> [WORK INSTRUCTIONS]: Produce a copy of every line in the records that holds the string "JSON".

> [DATA EXTRACT]:
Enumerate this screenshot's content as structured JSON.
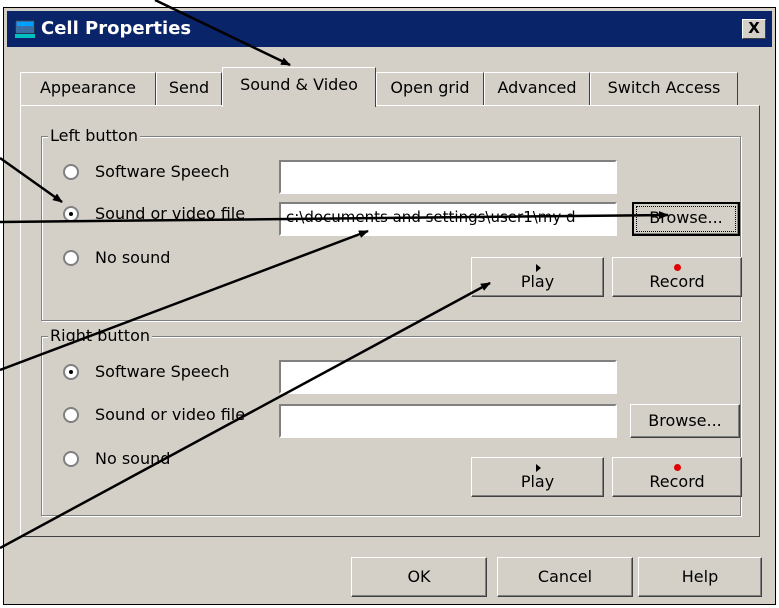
{
  "window": {
    "title": "Cell Properties",
    "close_label": "X"
  },
  "tabs": [
    {
      "label": "Appearance"
    },
    {
      "label": "Send"
    },
    {
      "label": "Sound & Video"
    },
    {
      "label": "Open grid"
    },
    {
      "label": "Advanced"
    },
    {
      "label": "Switch Access"
    }
  ],
  "active_tab": "Sound & Video",
  "left_group": {
    "legend": "Left button",
    "options": [
      "Software Speech",
      "Sound or video file",
      "No sound"
    ],
    "selected": "Sound or video file",
    "speech_value": "",
    "file_value": "c:\\documents and settings\\user1\\my d",
    "browse_label": "Browse...",
    "play_label": "Play",
    "record_label": "Record"
  },
  "right_group": {
    "legend": "Right button",
    "options": [
      "Software Speech",
      "Sound or video file",
      "No sound"
    ],
    "selected": "Software Speech",
    "speech_value": "",
    "file_value": "",
    "browse_label": "Browse...",
    "play_label": "Play",
    "record_label": "Record"
  },
  "footer": {
    "ok_label": "OK",
    "cancel_label": "Cancel",
    "help_label": "Help"
  },
  "colors": {
    "titlebar": "#0a246a",
    "face": "#d4d0c8",
    "record_dot": "#e00000"
  }
}
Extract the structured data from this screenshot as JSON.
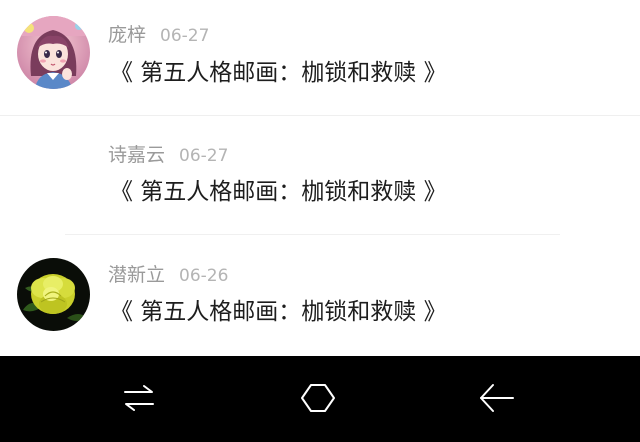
{
  "feed": {
    "items": [
      {
        "name": "庞梓",
        "date": "06-27",
        "title": "《 第五人格邮画：枷锁和救赎 》",
        "avatar": "anime-girl-avatar"
      },
      {
        "name": "诗嘉云",
        "date": "06-27",
        "title": "《 第五人格邮画：枷锁和救赎 》",
        "avatar": ""
      },
      {
        "name": "潜新立",
        "date": "06-26",
        "title": "《 第五人格邮画：枷锁和救赎 》",
        "avatar": "yellow-flower-avatar"
      }
    ]
  },
  "navbar": {
    "buttons": [
      "switch-apps-icon",
      "home-icon",
      "back-icon"
    ],
    "background": "#000000",
    "icon_color": "#ffffff"
  },
  "colors": {
    "name_text": "#9a9a9a",
    "date_text": "#b4b4b4",
    "title_text": "#1e1e1e",
    "divider": "#ededed"
  }
}
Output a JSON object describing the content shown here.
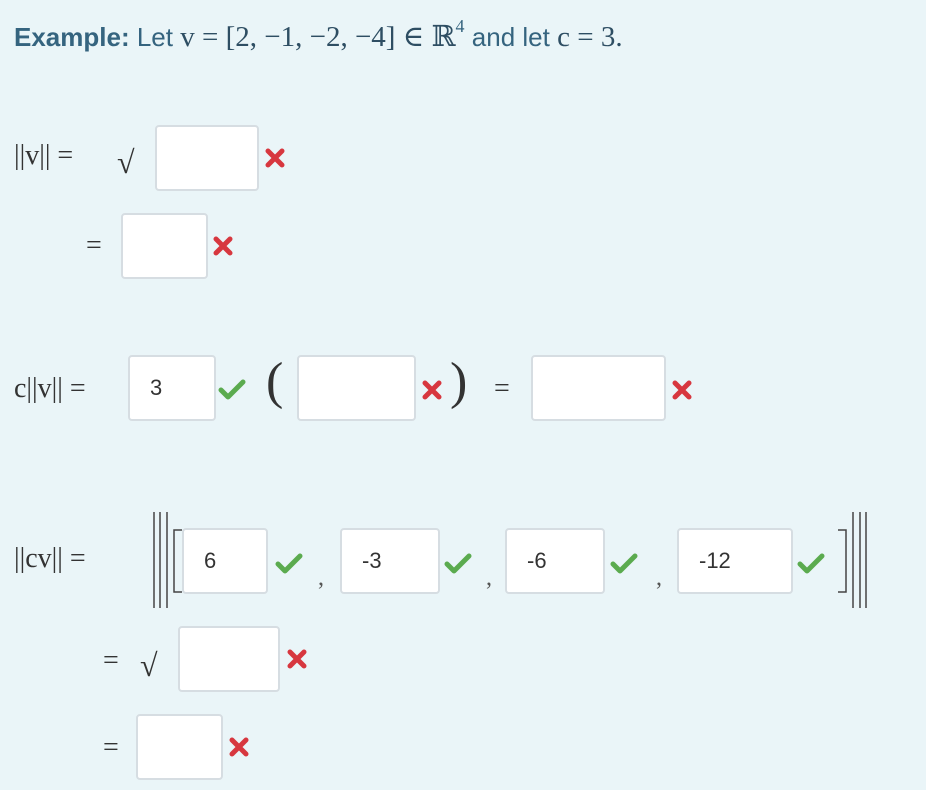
{
  "header": {
    "example_label": "Example:",
    "let_text": "Let",
    "vector_expr": "v = [2, −1, −2, −4] ∈ ℝ",
    "superscript": "4",
    "and_text": "and let",
    "scalar_expr": "c = 3."
  },
  "norm_v": {
    "label": "||v|| =",
    "equals": "=",
    "sqrt_symbol": "√",
    "input1": "",
    "input2": ""
  },
  "c_norm_v": {
    "label": "c||v|| =",
    "input_c": "3",
    "open_paren": "(",
    "close_paren": ")",
    "equals": "=",
    "input_inner": "",
    "input_result": ""
  },
  "norm_cv": {
    "label": "||cv|| =",
    "open_bracket": "||[",
    "close_bracket": "]||",
    "components": [
      "6",
      "-3",
      "-6",
      "-12"
    ],
    "equals1": "=",
    "sqrt_symbol": "√",
    "input_sqrt": "",
    "equals2": "=",
    "input_final": ""
  },
  "colors": {
    "background": "#eaf5f8",
    "header_text": "#35647f",
    "correct": "#5bab4f",
    "incorrect": "#d7373f",
    "input_border": "#d6dde2"
  }
}
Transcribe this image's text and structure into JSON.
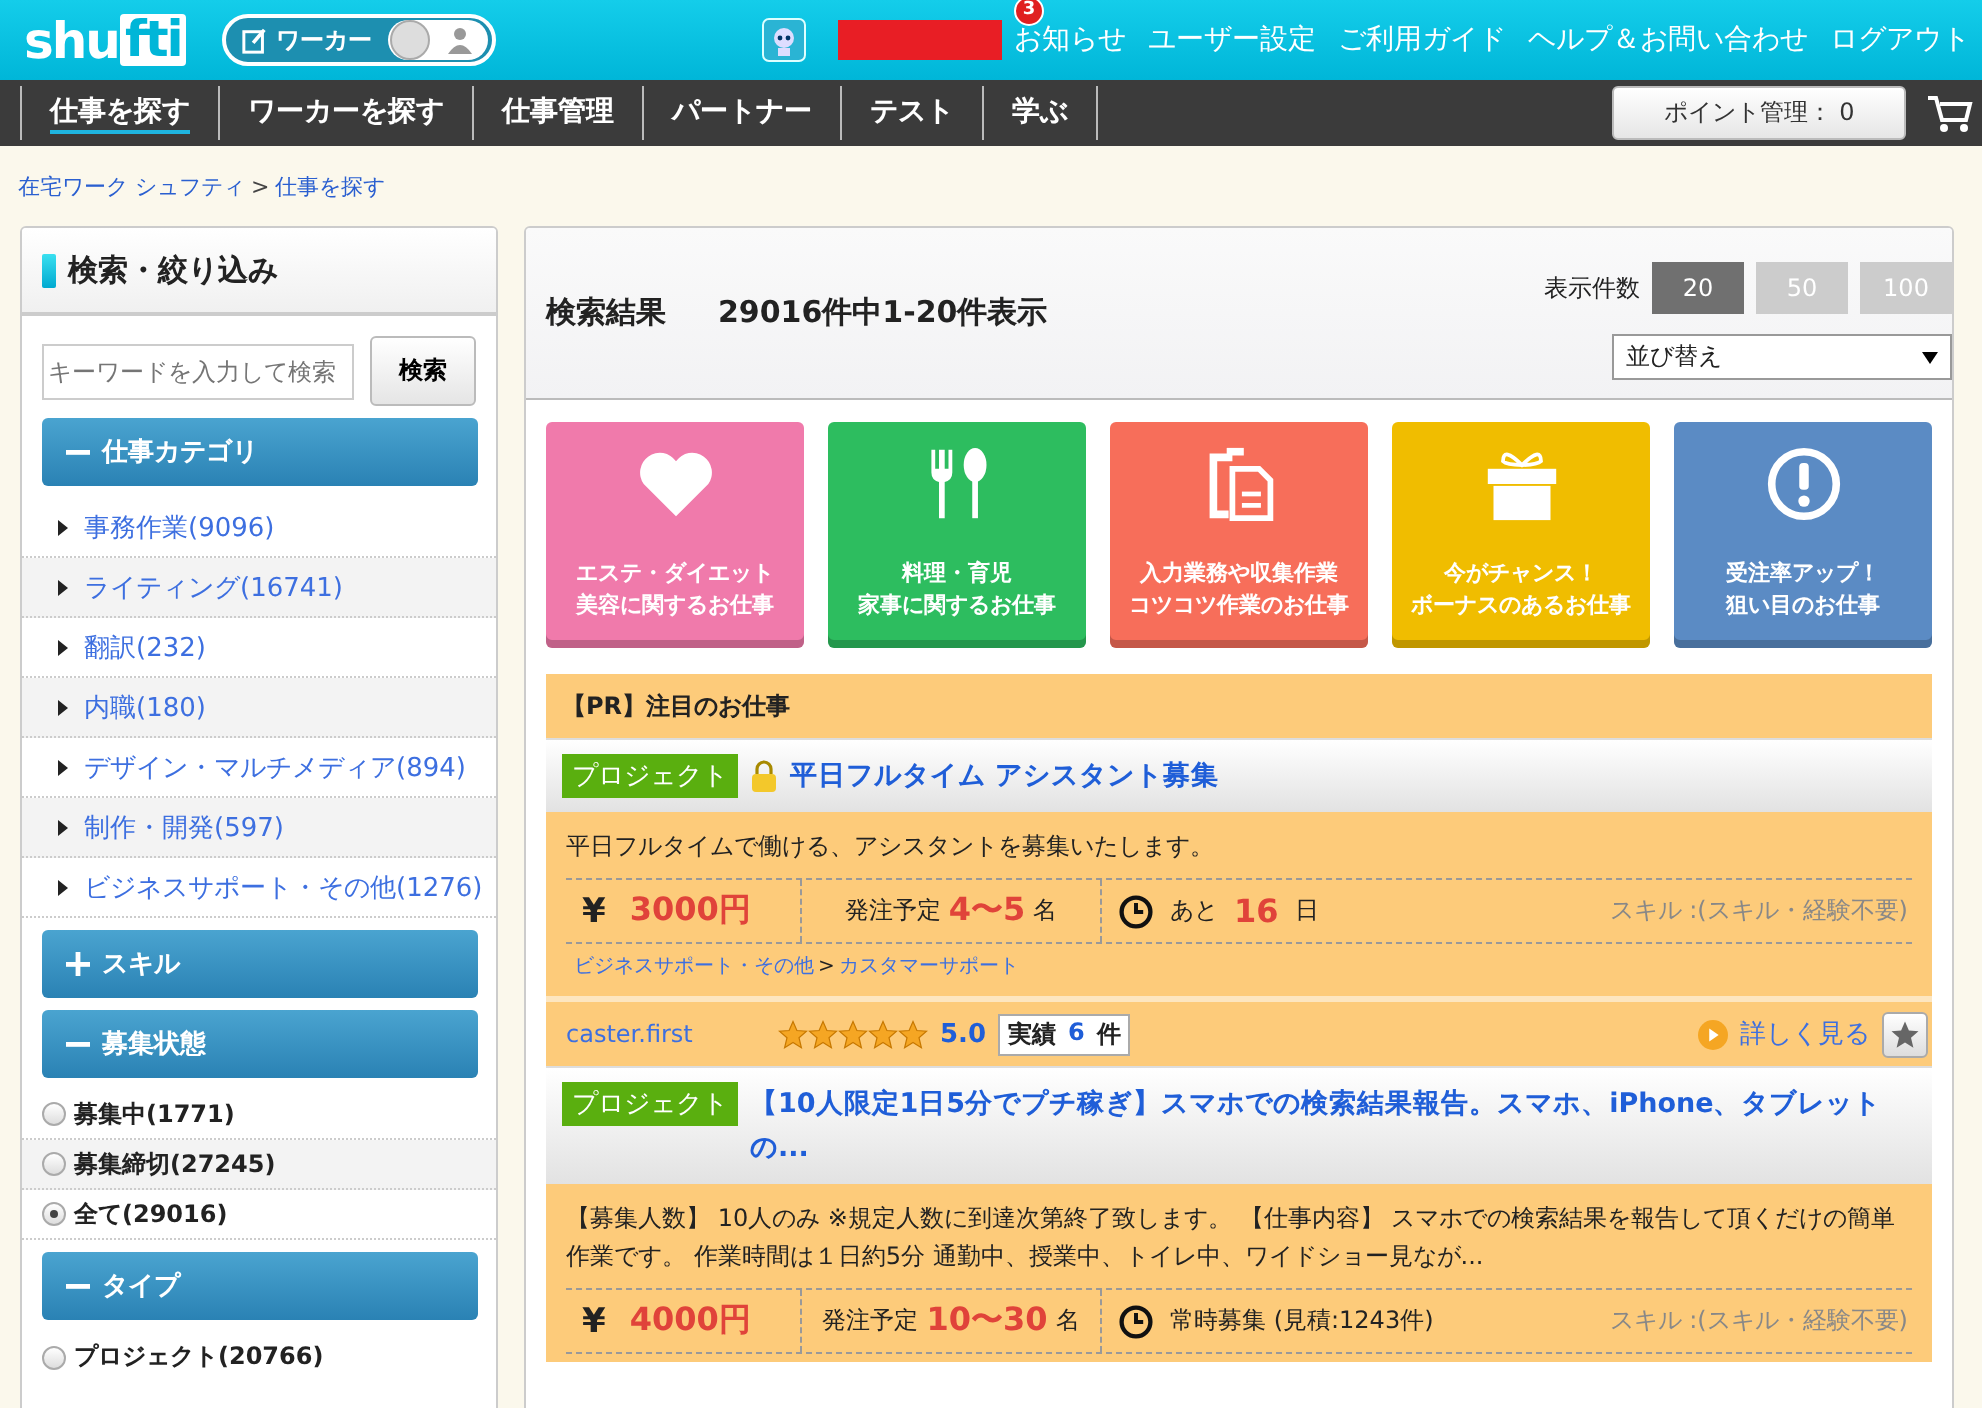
{
  "header": {
    "logo_text": "shu",
    "logo_box": "fti",
    "mode_toggle": {
      "label": "ワーカー",
      "on": false
    },
    "notification_badge": "3",
    "links": [
      "お知らせ",
      "ユーザー設定",
      "ご利用ガイド",
      "ヘルプ＆お問い合わせ",
      "ログアウト"
    ]
  },
  "nav": {
    "tabs": [
      {
        "label": "仕事を探す",
        "selected": true
      },
      {
        "label": "ワーカーを探す",
        "selected": false
      },
      {
        "label": "仕事管理",
        "selected": false
      },
      {
        "label": "パートナー",
        "selected": false
      },
      {
        "label": "テスト",
        "selected": false
      },
      {
        "label": "学ぶ",
        "selected": false
      }
    ],
    "points_button": "ポイント管理： 0"
  },
  "breadcrumb": {
    "separator": ">",
    "items": [
      "在宅ワーク シュフティ",
      "仕事を探す"
    ]
  },
  "sidebar": {
    "title": "検索・絞り込み",
    "search": {
      "placeholder": "キーワードを入力して検索",
      "button": "検索"
    },
    "sections": [
      {
        "title": "仕事カテゴリ",
        "expanded": true,
        "kind": "links",
        "items": [
          {
            "label": "事務作業(9096)"
          },
          {
            "label": "ライティング(16741)"
          },
          {
            "label": "翻訳(232)"
          },
          {
            "label": "内職(180)"
          },
          {
            "label": "デザイン・マルチメディア(894)"
          },
          {
            "label": "制作・開発(597)"
          },
          {
            "label": "ビジネスサポート・その他(1276)"
          }
        ]
      },
      {
        "title": "スキル",
        "expanded": false
      },
      {
        "title": "募集状態",
        "expanded": true,
        "kind": "radios",
        "items": [
          {
            "label": "募集中(1771)",
            "selected": false
          },
          {
            "label": "募集締切(27245)",
            "selected": false
          },
          {
            "label": "全て(29016)",
            "selected": true
          }
        ]
      },
      {
        "title": "タイプ",
        "expanded": true,
        "kind": "radios",
        "items": [
          {
            "label": "プロジェクト(20766)",
            "selected": false
          }
        ]
      }
    ]
  },
  "results": {
    "title": "検索結果",
    "count": "29016件中1-20件表示",
    "per_page_label": "表示件数",
    "per_page": [
      {
        "label": "20",
        "selected": true
      },
      {
        "label": "50",
        "selected": false
      },
      {
        "label": "100",
        "selected": false
      }
    ],
    "sort": {
      "value": "並び替え"
    },
    "tiles": [
      {
        "color": "#f07aab",
        "lines": [
          "エステ・ダイエット",
          "美容に関するお仕事"
        ]
      },
      {
        "color": "#2dbd5f",
        "lines": [
          "料理・育児",
          "家事に関するお仕事"
        ]
      },
      {
        "color": "#f76e5a",
        "lines": [
          "入力業務や収集作業",
          "コツコツ作業のお仕事"
        ]
      },
      {
        "color": "#f0bd00",
        "lines": [
          "今がチャンス！",
          "ボーナスのあるお仕事"
        ]
      },
      {
        "color": "#5b8bc4",
        "lines": [
          "受注率アップ！",
          "狙い目のお仕事"
        ]
      }
    ],
    "pr_heading": "【PR】注目のお仕事",
    "jobs": [
      {
        "type": "プロジェクト",
        "locked": true,
        "title": "平日フルタイム アシスタント募集",
        "description": "平日フルタイムで働ける、アシスタントを募集いたします。",
        "currency": "¥",
        "price": "3000円",
        "order_label": "発注予定",
        "order_count": "4〜5",
        "order_unit": "名",
        "deadline_prefix": "あと",
        "deadline_value": "16",
        "deadline_suffix": "日",
        "skill": "スキル :(スキル・経験不要)",
        "categories": [
          "ビジネスサポート・その他",
          "カスタマーサポート"
        ],
        "category_separator": ">",
        "client": {
          "name": "caster.first",
          "stars": 5,
          "rating": "5.0",
          "record_label": "実績",
          "record_count": "6",
          "record_unit": "件"
        },
        "details": "詳しく見る"
      },
      {
        "type": "プロジェクト",
        "locked": false,
        "title": "【10人限定1日5分でプチ稼ぎ】スマホでの検索結果報告。スマホ、iPhone、タブレットの...",
        "description": "【募集人数】 10人のみ ※規定人数に到達次第終了致します。 【仕事内容】 スマホでの検索結果を報告して頂くだけの簡単作業です。 作業時間は１日約5分 通勤中、授業中、トイレ中、ワイドショー見なが...",
        "currency": "¥",
        "price": "4000円",
        "order_label": "発注予定",
        "order_count": "10〜30",
        "order_unit": "名",
        "deadline_text": "常時募集 (見積:1243件)",
        "skill": "スキル :(スキル・経験不要)"
      }
    ]
  }
}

> [ANSWER TO THE EXERCISE]:
Enumerate this screenshot's content as structured JSON.
Extract the structured data from this screenshot as JSON.
Output a JSON object describing the content shown here.
Transcribe this image's text and structure into JSON.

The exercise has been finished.